Step 3: Now fill in your expenses. Start with school expenses such as tuition, books, fees and supplies. Then consider your living expenses; include room and board if living in a dorm or rent and groceries if not. The template will give you a long list of items to consider, some of which will apply and others that won’t but it is better to consider many options than to miss an important expense like insurance (health, renters and car) or an emergency fund.
Your budget should be as straightforward and realistic as possible. It is better to overestimate and have money left over than to run short.
Step 4: Review the list and see where you may be able to cut your expenses. For example, you may decide that you can take public transportation and avoid the expense of having a car on campus (considering the cost of gas, maintenance, insurance and monthly car payment). The sacrifice may sting a little less when you consider the other things you may be able to do with the money you save.

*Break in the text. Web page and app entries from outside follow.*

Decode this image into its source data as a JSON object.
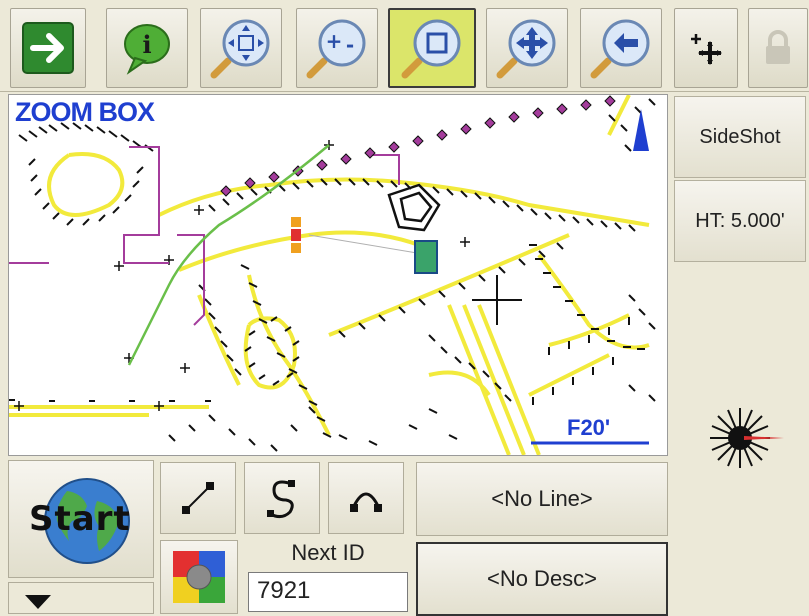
{
  "toolbar": {
    "buttons": [
      {
        "name": "exit-button",
        "icon": "green-right-arrow-icon"
      },
      {
        "name": "info-button",
        "icon": "info-bubble-icon"
      },
      {
        "name": "zoom-extents-button",
        "icon": "zoom-extents-icon"
      },
      {
        "name": "zoom-in-out-button",
        "icon": "zoom-in-out-icon"
      },
      {
        "name": "zoom-box-button",
        "icon": "zoom-box-icon",
        "active": true
      },
      {
        "name": "pan-button",
        "icon": "pan-icon"
      },
      {
        "name": "zoom-previous-button",
        "icon": "zoom-previous-icon"
      },
      {
        "name": "add-point-button",
        "icon": "add-points-icon"
      },
      {
        "name": "lock-button",
        "icon": "lock-icon"
      }
    ]
  },
  "map": {
    "mode_label": "ZOOM BOX",
    "scale_label": "F20'"
  },
  "right_panel": {
    "sideshot_label": "SideShot",
    "height_label": "HT: 5.000'"
  },
  "bottom": {
    "start_label": "Start",
    "line_label": "<No Line>",
    "desc_label": "<No Desc>",
    "next_id_label": "Next ID",
    "next_id_value": "7921"
  },
  "colors": {
    "accent_active": "#dbe56a",
    "map_text": "#1f3fd0",
    "road": "#f2ea3c",
    "boundary": "#a43c9c",
    "green_line": "#6abf4a"
  }
}
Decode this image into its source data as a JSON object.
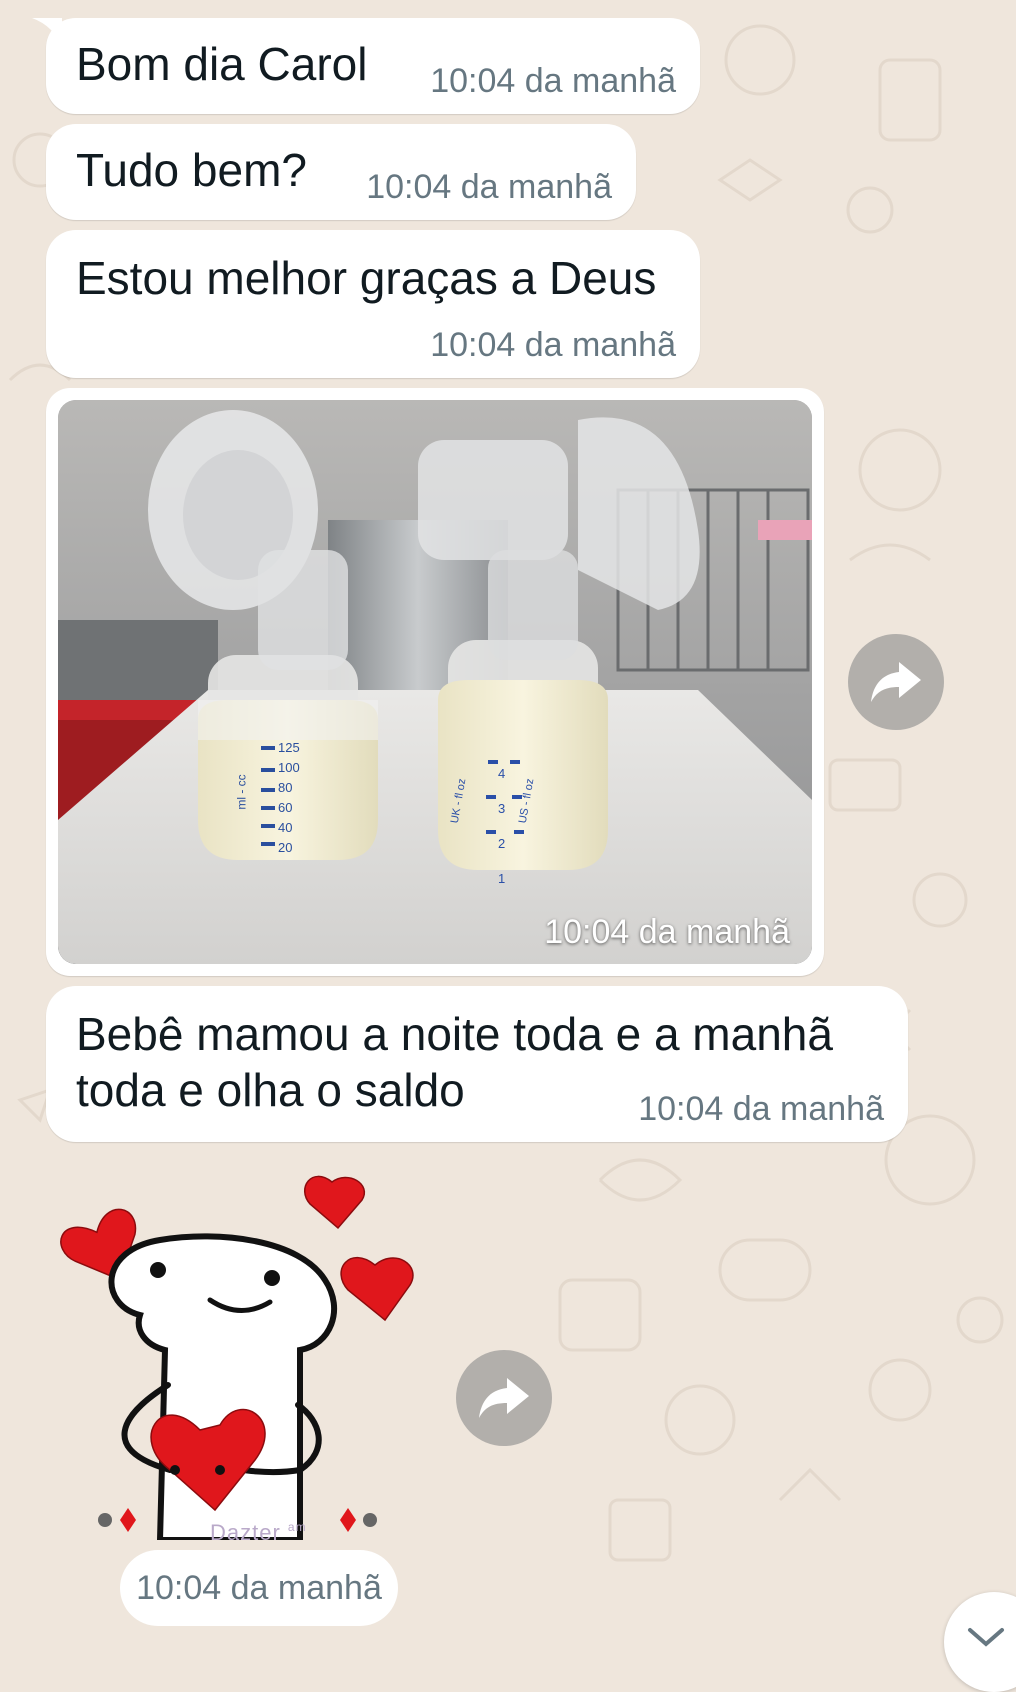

Step 5: Finally, determine how much money you can spend on entertainment and other wants. Take into account eating out, sporting and music tickets, fees for organizations you may join and any anticipated travel. Realize that these are “frills.” Spend wisely and enjoy knowing you can afford to splurge because you are staying within your budget.
It may take a full year to figure out your spending habits and that’s okay. If you are keeping good records the process of creating a budget will be much easier the next time. And learning how to do this early in college will establish good habits for the rest of your life.
You may be the only person on your dorm floor that is following a budget, but you can relax and enjoy the experience of college knowing you don’t have to worry about money. You have wisely planned ahead of time how you will manage your funds.
For more information about managing money and creating a budget, check out the National Endowment for Financial Education’s High School Financial Planning Program. To invite an educator to speak to a group of youth about money management, contact your local MSU Extension office.
As a part of our work, Michigan State University Extension provides financial literacy programming. To learn more about the positive impact of MSU Extension and Michigan 4-H career preparation, money management and entrepreneurship programs, read the Impact Report: “Preparing Michigan Youth for Future Employment.”